recognized as such by many in the scientific community
at large. Perhaps Mr Behe can convince some that several
such anomalies exist; lacking the technical credentials
to judge his claims, I remain an interested agnostic on
this issue. At any rate, it really takes a lot to convince
scientists that a genuinely intractable problem exists
for such a well-accepted theory. It is worth recalling
that the Michelson-Morley expt, often cited as a direct
route to special relativity, was in fact not seen as
anomalous by many at the time, including by Michelson,
who viewed it his whole life as a failed expt since he
hadn't detected motion through the ether. And Einstein
himself may have been ignorant of that particular
expt when he wrote his famous paper.

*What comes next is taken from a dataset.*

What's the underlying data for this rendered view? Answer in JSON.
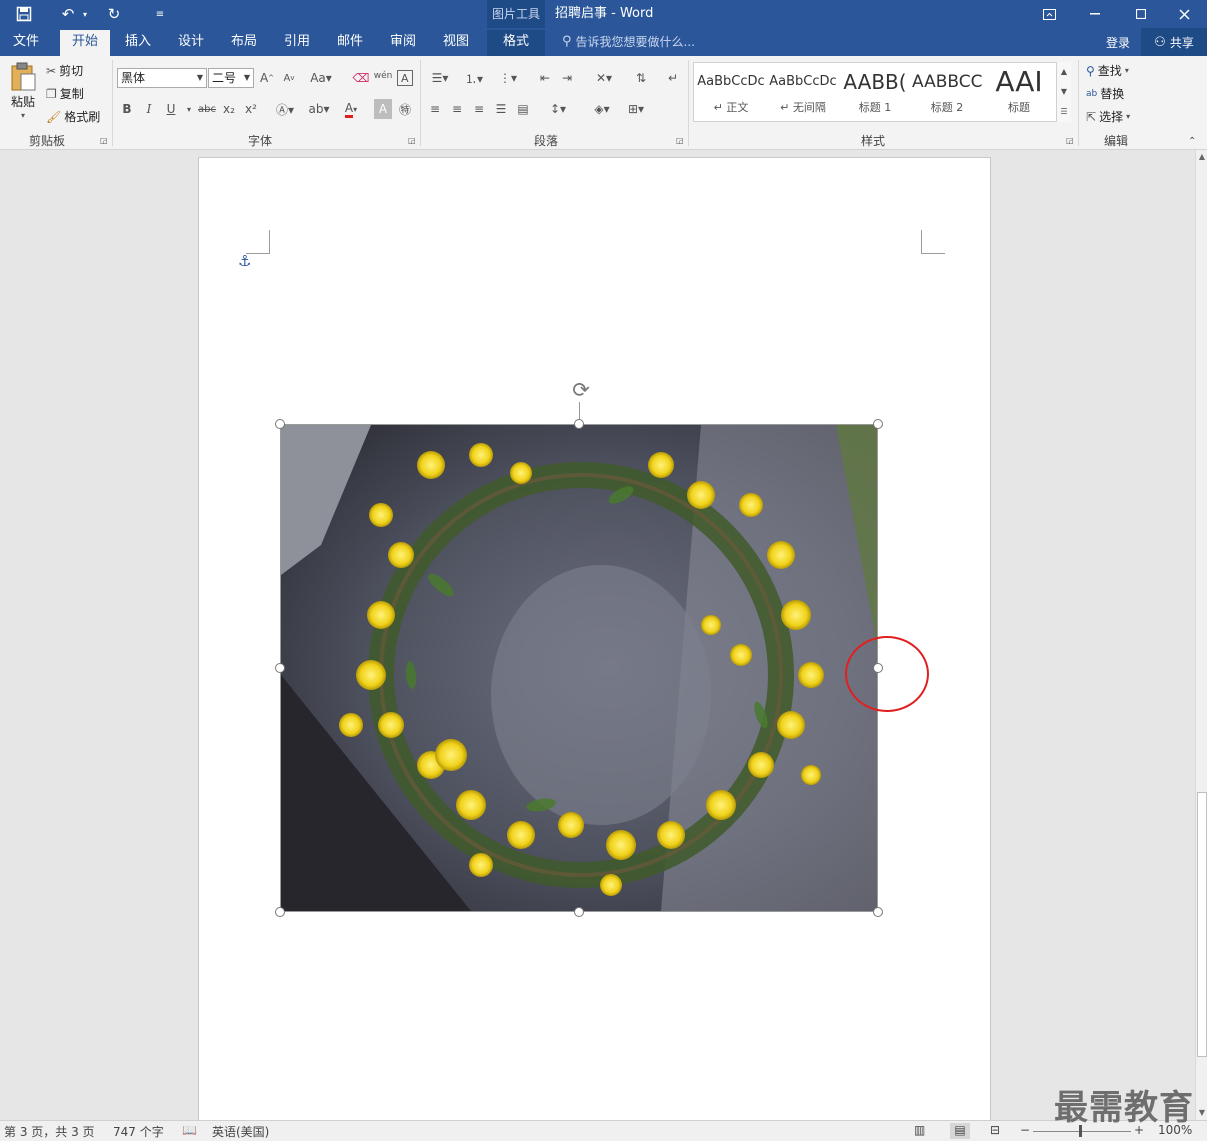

(2) Even after an anomaly is recognized as a serious
explanatory problem, it is still not so easy a step to
get rid of the theory in which it is anomalous. Scientists
are in practice very conservative creatures who don't jump
ship without the availability of a better one in the vicinity
to land on. I agree that scientists OUGHT to consider
intelligent design hypotheses, if the evidence suggests them.
But I doubt that many scientists will want to, given their
operative definition of science as allowing only for
materialistic hypotheses.

This last comment leads me to ask a question I would have
raised, had I been part of the conference. Let's suppose
that a prominent jurist, call him Phil, had been assigned
to be the prosecuting judge at an important homicide
trial, let's call it the Simpson trial for lack of a
better name. Suppose that one of the defense attorneys,
call him Johnny, had suggested that the devil made his
client do it. Would Phil accept that defense? I strongly
suspect he wouldn't. I suspect that, down deep, Phil
would turn out to be a methodological naturalist, at least
in his courtroom.

If Phil is listening, I'd love to have his comments. If
not, can someone answer for him?


Ted Davis
Professor of the History of Science
Messiah College
Grantham, PA 17027
717-766-2511, ext 6840